It’s always interesting to step out of our busy lives for a moment and consider how people lived a thousand years ago. Where did they find food and water? How did they build their homes? At Lake Pleasant and Scorpion Bay, we’re fortunate to have historic Hohokam ruins where archaeologists have studied artifacts that provide insight into the way the people in this area lived many years ago.
The Indian Mesa ruins at Lake Pleasant Regional Park are on a mesa, a flat-top hill, by the shores of the lake and Agua Fria River. There is a steep, narrow path, which begins at the skirt of the hill and leads to the top of the mesa. On top are ruins of a village built by the Hohokam Puebloans, who lived in the Sonoran Desert.

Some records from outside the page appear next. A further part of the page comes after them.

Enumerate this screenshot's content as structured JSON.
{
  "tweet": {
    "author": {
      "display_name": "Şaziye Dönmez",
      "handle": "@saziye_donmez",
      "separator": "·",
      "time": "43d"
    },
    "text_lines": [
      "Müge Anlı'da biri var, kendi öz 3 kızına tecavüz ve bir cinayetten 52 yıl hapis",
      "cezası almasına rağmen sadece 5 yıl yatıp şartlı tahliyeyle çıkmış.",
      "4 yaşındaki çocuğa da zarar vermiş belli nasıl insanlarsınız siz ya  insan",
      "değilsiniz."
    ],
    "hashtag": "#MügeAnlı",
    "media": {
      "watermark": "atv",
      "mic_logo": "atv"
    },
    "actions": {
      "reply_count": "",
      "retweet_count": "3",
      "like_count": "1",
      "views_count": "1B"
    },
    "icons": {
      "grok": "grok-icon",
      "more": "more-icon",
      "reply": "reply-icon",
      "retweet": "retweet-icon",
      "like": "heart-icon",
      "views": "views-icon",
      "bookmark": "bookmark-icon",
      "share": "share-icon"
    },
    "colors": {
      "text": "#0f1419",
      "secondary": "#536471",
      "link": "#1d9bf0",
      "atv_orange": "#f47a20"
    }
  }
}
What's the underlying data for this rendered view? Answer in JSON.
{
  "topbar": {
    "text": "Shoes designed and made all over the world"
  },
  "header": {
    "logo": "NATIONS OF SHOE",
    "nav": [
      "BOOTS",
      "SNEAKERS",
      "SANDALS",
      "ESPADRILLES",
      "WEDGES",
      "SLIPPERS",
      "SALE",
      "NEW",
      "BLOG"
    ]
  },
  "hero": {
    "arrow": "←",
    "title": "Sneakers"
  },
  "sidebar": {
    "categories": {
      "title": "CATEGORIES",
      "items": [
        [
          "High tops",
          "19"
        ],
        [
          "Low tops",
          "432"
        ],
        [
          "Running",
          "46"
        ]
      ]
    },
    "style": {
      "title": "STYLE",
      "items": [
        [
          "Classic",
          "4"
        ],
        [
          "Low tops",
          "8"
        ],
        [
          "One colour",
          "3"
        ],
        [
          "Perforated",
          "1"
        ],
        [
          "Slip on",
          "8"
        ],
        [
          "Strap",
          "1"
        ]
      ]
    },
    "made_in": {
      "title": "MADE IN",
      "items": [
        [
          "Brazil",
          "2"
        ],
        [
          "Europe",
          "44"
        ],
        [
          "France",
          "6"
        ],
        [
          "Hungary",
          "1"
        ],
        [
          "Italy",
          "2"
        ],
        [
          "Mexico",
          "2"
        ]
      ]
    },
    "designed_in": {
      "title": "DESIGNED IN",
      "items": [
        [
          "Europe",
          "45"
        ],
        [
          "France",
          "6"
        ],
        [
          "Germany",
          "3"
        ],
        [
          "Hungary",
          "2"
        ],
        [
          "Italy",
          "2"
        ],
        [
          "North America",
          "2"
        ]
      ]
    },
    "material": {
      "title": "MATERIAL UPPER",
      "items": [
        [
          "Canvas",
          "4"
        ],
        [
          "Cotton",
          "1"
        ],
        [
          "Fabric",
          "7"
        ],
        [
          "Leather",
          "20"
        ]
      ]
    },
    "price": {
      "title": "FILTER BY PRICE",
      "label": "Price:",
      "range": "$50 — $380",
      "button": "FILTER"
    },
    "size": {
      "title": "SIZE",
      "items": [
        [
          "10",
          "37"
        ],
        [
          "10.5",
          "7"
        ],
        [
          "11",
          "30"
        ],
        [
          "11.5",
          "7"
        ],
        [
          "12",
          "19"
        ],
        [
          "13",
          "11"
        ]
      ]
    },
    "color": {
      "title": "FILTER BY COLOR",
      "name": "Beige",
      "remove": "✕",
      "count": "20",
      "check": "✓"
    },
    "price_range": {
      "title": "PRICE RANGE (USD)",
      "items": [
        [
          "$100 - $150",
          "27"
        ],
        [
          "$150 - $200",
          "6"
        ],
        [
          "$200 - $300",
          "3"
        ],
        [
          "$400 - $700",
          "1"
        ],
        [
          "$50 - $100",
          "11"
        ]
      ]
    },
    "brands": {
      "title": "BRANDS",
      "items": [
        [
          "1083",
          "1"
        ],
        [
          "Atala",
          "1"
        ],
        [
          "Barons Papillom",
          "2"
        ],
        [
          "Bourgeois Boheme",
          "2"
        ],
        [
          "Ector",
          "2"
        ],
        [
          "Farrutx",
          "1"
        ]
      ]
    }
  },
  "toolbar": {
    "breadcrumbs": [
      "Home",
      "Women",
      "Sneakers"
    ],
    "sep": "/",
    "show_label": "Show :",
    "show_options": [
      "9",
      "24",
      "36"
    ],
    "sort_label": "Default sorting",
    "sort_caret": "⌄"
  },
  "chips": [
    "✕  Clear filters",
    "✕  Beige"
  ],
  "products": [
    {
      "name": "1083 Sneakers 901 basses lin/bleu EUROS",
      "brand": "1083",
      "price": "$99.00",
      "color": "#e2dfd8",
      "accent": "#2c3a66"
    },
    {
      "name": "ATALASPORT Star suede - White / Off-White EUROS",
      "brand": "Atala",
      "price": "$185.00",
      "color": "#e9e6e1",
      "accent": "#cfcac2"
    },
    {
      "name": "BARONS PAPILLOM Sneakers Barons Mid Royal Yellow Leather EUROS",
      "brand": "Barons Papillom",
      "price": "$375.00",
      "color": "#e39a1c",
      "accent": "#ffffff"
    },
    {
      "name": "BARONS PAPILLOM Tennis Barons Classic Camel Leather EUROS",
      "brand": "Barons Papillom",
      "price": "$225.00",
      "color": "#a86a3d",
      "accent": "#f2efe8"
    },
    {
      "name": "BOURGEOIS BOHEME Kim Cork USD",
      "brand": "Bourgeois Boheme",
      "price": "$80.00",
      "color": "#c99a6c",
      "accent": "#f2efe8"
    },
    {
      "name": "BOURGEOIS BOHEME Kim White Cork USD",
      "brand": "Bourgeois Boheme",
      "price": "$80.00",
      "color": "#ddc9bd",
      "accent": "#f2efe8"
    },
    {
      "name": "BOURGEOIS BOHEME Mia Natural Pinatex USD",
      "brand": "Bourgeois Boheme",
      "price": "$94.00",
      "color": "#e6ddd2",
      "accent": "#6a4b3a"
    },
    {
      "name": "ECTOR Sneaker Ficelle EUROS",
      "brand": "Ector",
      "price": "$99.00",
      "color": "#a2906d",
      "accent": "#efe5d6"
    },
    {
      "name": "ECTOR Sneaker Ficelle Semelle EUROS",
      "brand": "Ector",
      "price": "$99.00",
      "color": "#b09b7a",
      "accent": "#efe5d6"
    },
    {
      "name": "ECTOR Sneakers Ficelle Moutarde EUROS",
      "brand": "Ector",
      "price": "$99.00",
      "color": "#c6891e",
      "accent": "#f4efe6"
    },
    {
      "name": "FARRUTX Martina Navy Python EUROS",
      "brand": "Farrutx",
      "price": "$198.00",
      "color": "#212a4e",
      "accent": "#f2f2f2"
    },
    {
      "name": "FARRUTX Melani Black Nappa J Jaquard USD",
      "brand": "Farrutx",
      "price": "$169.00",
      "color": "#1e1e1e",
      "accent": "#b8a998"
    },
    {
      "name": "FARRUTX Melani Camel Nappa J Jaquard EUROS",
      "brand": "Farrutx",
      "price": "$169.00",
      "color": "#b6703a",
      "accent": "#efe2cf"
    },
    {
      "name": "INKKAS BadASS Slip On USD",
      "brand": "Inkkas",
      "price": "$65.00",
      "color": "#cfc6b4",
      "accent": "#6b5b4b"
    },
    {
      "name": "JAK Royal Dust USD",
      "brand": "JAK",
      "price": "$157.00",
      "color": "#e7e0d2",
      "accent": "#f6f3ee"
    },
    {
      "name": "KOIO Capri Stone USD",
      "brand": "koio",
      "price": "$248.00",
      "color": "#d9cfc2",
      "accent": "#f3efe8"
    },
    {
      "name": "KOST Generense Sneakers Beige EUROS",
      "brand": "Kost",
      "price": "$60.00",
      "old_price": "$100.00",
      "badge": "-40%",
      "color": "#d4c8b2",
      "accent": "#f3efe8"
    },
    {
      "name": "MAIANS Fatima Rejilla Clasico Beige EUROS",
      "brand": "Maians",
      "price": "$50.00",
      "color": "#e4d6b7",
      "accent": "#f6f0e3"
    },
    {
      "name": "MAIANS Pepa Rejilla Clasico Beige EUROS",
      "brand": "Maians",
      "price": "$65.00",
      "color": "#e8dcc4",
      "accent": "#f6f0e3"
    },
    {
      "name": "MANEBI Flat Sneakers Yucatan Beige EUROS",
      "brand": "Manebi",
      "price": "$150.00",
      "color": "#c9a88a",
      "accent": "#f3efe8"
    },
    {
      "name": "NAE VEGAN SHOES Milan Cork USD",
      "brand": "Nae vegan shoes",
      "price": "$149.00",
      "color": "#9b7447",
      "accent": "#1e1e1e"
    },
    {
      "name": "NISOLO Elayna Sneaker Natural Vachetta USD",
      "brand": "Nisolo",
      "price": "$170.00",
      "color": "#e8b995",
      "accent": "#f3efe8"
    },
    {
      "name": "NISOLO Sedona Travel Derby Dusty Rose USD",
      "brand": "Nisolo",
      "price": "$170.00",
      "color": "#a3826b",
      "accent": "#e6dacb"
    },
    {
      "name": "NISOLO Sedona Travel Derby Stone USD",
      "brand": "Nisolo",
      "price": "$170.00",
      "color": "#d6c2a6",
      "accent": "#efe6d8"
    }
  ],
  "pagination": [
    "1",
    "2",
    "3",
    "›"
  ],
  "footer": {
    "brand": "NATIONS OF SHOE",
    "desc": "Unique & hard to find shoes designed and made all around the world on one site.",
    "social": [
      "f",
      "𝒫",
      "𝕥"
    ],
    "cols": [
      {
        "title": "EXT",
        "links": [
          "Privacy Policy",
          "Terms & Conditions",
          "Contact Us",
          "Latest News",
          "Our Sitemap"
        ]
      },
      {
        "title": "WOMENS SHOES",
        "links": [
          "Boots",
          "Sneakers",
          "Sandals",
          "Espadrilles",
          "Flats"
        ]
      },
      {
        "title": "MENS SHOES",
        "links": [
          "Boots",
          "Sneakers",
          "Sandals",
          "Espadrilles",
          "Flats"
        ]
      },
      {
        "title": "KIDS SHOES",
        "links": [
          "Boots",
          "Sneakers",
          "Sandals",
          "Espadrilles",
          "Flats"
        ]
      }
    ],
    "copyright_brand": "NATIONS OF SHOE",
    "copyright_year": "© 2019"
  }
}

The ruins of the village, built between A.D. 1000 and A.D. 1200, are considered an important archaeological site by the U.S. Bureau of Land Management. The community housed 100 to 200 people. The location presented an easily defensible position for the Hohokam if attacked by intruders.
Pottery shards still can be found at Indian Mesa. An important part of the culture centered around manufacturing pottery, which was made from clay gathered on the shore of the Agua Fria River. The Hohokam also produced jewelry made of raw shells imported from northern Mexico, for which they traded.
The Hohokam culture didn’t vanish overnight. It is believed that after several generations, what remained of their culture was passed on to their descendants, the Pima and Tohono O’odham peoples. The ruins in the mesa are some of the best-preserved pieces left behind by this Indian community and now are under the jurisdiction of the U.S. Bureau of Land Management and monitored by the Arizona Site Stewards.
If you go:
A permit is not required to hike the mesa. The entrance is reached from Phoenix by travelling north on Interstate 17, exiting at Table Mesa Road, which becomes Boulder Creek Ranch Road. The hike to the mesa is three miles from the designated vehicle parking area. The hike consists of six miles round trip. It is rated moderate over rocky terrain, which is made up of a blend of desert and semi-desert ecosystems.
The climb to the top of the 400-foot mesa is reached via a steep and narrow path that has a dangerous hundred-foot drop. The final ascent on the north slope is short but a real workout, reminding us of the hardiness of ancient Native Americans. Removal of artifacts is strictly forbidden. The view from the top is breathtakingly beautiful.
Photos by Ron Scott
Scorpion Bay is Arizona’s premier floating playground, offering everything from daily pontoon and ski boat rentals to slips for harboring your yacht (or dinghy). Come for the fishing or come for the frolicking—either way, incredible mountain views, fantastic dining and world-class marina services await less than an hour out of Phoenix. https://www.scorpionbayaz.com/